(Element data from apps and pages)
-- Opening Marker --
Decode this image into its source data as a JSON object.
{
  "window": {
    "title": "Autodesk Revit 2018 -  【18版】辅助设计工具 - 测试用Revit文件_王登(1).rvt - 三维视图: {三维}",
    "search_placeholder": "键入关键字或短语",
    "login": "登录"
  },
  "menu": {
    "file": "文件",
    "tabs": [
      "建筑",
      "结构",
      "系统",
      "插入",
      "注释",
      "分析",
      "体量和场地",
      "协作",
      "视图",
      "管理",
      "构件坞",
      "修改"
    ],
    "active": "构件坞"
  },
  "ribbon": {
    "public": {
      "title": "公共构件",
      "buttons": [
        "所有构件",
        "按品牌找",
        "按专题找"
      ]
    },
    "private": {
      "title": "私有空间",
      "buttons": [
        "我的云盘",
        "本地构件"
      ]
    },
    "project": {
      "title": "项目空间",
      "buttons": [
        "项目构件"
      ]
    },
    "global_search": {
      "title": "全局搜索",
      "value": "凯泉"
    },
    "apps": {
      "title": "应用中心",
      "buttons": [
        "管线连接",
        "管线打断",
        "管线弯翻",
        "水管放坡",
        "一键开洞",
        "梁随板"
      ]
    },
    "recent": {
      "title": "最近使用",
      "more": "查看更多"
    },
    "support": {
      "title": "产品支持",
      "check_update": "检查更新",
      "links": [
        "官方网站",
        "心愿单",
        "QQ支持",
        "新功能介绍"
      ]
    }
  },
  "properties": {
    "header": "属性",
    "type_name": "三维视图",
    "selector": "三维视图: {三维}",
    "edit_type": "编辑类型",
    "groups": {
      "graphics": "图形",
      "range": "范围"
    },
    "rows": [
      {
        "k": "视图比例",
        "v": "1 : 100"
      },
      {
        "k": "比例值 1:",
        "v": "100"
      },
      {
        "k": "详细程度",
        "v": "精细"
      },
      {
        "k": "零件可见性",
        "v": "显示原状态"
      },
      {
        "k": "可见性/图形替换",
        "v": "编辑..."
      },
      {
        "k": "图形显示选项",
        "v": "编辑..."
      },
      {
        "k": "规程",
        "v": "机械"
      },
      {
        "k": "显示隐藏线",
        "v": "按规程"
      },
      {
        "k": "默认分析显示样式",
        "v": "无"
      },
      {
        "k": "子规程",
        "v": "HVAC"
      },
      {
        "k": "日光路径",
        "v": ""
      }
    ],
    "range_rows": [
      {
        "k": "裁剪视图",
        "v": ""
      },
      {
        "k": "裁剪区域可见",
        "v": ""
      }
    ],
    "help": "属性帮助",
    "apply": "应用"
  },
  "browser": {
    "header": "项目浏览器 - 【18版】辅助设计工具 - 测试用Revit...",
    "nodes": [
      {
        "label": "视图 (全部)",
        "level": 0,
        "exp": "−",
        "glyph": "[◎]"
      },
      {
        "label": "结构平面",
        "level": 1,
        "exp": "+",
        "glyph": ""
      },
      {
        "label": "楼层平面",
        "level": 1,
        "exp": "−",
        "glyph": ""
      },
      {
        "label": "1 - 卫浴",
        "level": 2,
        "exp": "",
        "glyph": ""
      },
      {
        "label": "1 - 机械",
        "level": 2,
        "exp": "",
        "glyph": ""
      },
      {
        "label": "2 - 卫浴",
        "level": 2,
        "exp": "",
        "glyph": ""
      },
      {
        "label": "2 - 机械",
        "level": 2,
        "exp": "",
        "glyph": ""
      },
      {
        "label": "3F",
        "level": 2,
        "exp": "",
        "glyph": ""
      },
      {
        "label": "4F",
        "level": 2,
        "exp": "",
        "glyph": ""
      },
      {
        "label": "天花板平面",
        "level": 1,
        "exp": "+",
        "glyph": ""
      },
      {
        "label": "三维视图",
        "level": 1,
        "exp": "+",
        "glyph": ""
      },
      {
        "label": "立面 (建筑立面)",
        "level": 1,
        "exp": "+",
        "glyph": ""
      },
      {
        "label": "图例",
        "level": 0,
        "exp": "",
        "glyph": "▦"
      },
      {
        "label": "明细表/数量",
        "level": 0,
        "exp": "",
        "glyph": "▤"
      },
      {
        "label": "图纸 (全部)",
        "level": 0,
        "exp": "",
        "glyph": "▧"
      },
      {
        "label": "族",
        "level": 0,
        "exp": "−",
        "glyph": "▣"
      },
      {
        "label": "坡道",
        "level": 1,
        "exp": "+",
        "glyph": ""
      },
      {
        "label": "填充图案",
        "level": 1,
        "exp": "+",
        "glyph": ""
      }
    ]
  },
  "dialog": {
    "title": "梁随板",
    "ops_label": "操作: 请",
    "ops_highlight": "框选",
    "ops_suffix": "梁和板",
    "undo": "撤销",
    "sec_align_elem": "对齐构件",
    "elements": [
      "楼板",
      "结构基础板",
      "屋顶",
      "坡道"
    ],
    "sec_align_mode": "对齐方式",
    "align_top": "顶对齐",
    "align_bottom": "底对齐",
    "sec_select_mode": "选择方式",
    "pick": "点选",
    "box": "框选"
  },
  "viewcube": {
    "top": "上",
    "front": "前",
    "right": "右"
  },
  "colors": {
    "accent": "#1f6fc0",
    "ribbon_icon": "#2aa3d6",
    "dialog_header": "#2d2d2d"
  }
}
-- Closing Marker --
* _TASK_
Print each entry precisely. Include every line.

* _RESULT FOR THIS TASK_
Decode this image into its source data as a JSON object.
{
  "window": {
    "title": "Autodesk Revit 2018 -  【18版】辅助设计工具 - 测试用Revit文件_王登(1).rvt - 三维视图: {三维}",
    "search_placeholder": "键入关键字或短语",
    "login": "登录"
  },
  "menu": {
    "file": "文件",
    "tabs": [
      "建筑",
      "结构",
      "系统",
      "插入",
      "注释",
      "分析",
      "体量和场地",
      "协作",
      "视图",
      "管理",
      "构件坞",
      "修改"
    ],
    "active": "构件坞"
  },
  "ribbon": {
    "public": {
      "title": "公共构件",
      "buttons": [
        "所有构件",
        "按品牌找",
        "按专题找"
      ]
    },
    "private": {
      "title": "私有空间",
      "buttons": [
        "我的云盘",
        "本地构件"
      ]
    },
    "project": {
      "title": "项目空间",
      "buttons": [
        "项目构件"
      ]
    },
    "global_search": {
      "title": "全局搜索",
      "value": "凯泉"
    },
    "apps": {
      "title": "应用中心",
      "buttons": [
        "管线连接",
        "管线打断",
        "管线弯翻",
        "水管放坡",
        "一键开洞",
        "梁随板"
      ]
    },
    "recent": {
      "title": "最近使用",
      "more": "查看更多"
    },
    "support": {
      "title": "产品支持",
      "check_update": "检查更新",
      "links": [
        "官方网站",
        "心愿单",
        "QQ支持",
        "新功能介绍"
      ]
    }
  },
  "properties": {
    "header": "属性",
    "type_name": "三维视图",
    "selector": "三维视图: {三维}",
    "edit_type": "编辑类型",
    "groups": {
      "graphics": "图形",
      "range": "范围"
    },
    "rows": [
      {
        "k": "视图比例",
        "v": "1 : 100"
      },
      {
        "k": "比例值 1:",
        "v": "100"
      },
      {
        "k": "详细程度",
        "v": "精细"
      },
      {
        "k": "零件可见性",
        "v": "显示原状态"
      },
      {
        "k": "可见性/图形替换",
        "v": "编辑..."
      },
      {
        "k": "图形显示选项",
        "v": "编辑..."
      },
      {
        "k": "规程",
        "v": "机械"
      },
      {
        "k": "显示隐藏线",
        "v": "按规程"
      },
      {
        "k": "默认分析显示样式",
        "v": "无"
      },
      {
        "k": "子规程",
        "v": "HVAC"
      },
      {
        "k": "日光路径",
        "v": ""
      }
    ],
    "range_rows": [
      {
        "k": "裁剪视图",
        "v": ""
      },
      {
        "k": "裁剪区域可见",
        "v": ""
      }
    ],
    "help": "属性帮助",
    "apply": "应用"
  },
  "browser": {
    "header": "项目浏览器 - 【18版】辅助设计工具 - 测试用Revit...",
    "nodes": [
      {
        "label": "视图 (全部)",
        "level": 0,
        "exp": "−",
        "glyph": "[◎]"
      },
      {
        "label": "结构平面",
        "level": 1,
        "exp": "+",
        "glyph": ""
      },
      {
        "label": "楼层平面",
        "level": 1,
        "exp": "−",
        "glyph": ""
      },
      {
        "label": "1 - 卫浴",
        "level": 2,
        "exp": "",
        "glyph": ""
      },
      {
        "label": "1 - 机械",
        "level": 2,
        "exp": "",
        "glyph": ""
      },
      {
        "label": "2 - 卫浴",
        "level": 2,
        "exp": "",
        "glyph": ""
      },
      {
        "label": "2 - 机械",
        "level": 2,
        "exp": "",
        "glyph": ""
      },
      {
        "label": "3F",
        "level": 2,
        "exp": "",
        "glyph": ""
      },
      {
        "label": "4F",
        "level": 2,
        "exp": "",
        "glyph": ""
      },
      {
        "label": "天花板平面",
        "level": 1,
        "exp": "+",
        "glyph": ""
      },
      {
        "label": "三维视图",
        "level": 1,
        "exp": "+",
        "glyph": ""
      },
      {
        "label": "立面 (建筑立面)",
        "level": 1,
        "exp": "+",
        "glyph": ""
      },
      {
        "label": "图例",
        "level": 0,
        "exp": "",
        "glyph": "▦"
      },
      {
        "label": "明细表/数量",
        "level": 0,
        "exp": "",
        "glyph": "▤"
      },
      {
        "label": "图纸 (全部)",
        "level": 0,
        "exp": "",
        "glyph": "▧"
      },
      {
        "label": "族",
        "level": 0,
        "exp": "−",
        "glyph": "▣"
      },
      {
        "label": "坡道",
        "level": 1,
        "exp": "+",
        "glyph": ""
      },
      {
        "label": "填充图案",
        "level": 1,
        "exp": "+",
        "glyph": ""
      }
    ]
  },
  "dialog": {
    "title": "梁随板",
    "ops_label": "操作: 请",
    "ops_highlight": "框选",
    "ops_suffix": "梁和板",
    "undo": "撤销",
    "sec_align_elem": "对齐构件",
    "elements": [
      "楼板",
      "结构基础板",
      "屋顶",
      "坡道"
    ],
    "sec_align_mode": "对齐方式",
    "align_top": "顶对齐",
    "align_bottom": "底对齐",
    "sec_select_mode": "选择方式",
    "pick": "点选",
    "box": "框选"
  },
  "viewcube": {
    "top": "上",
    "front": "前",
    "right": "右"
  },
  "colors": {
    "accent": "#1f6fc0",
    "ribbon_icon": "#2aa3d6",
    "dialog_header": "#2d2d2d"
  }
}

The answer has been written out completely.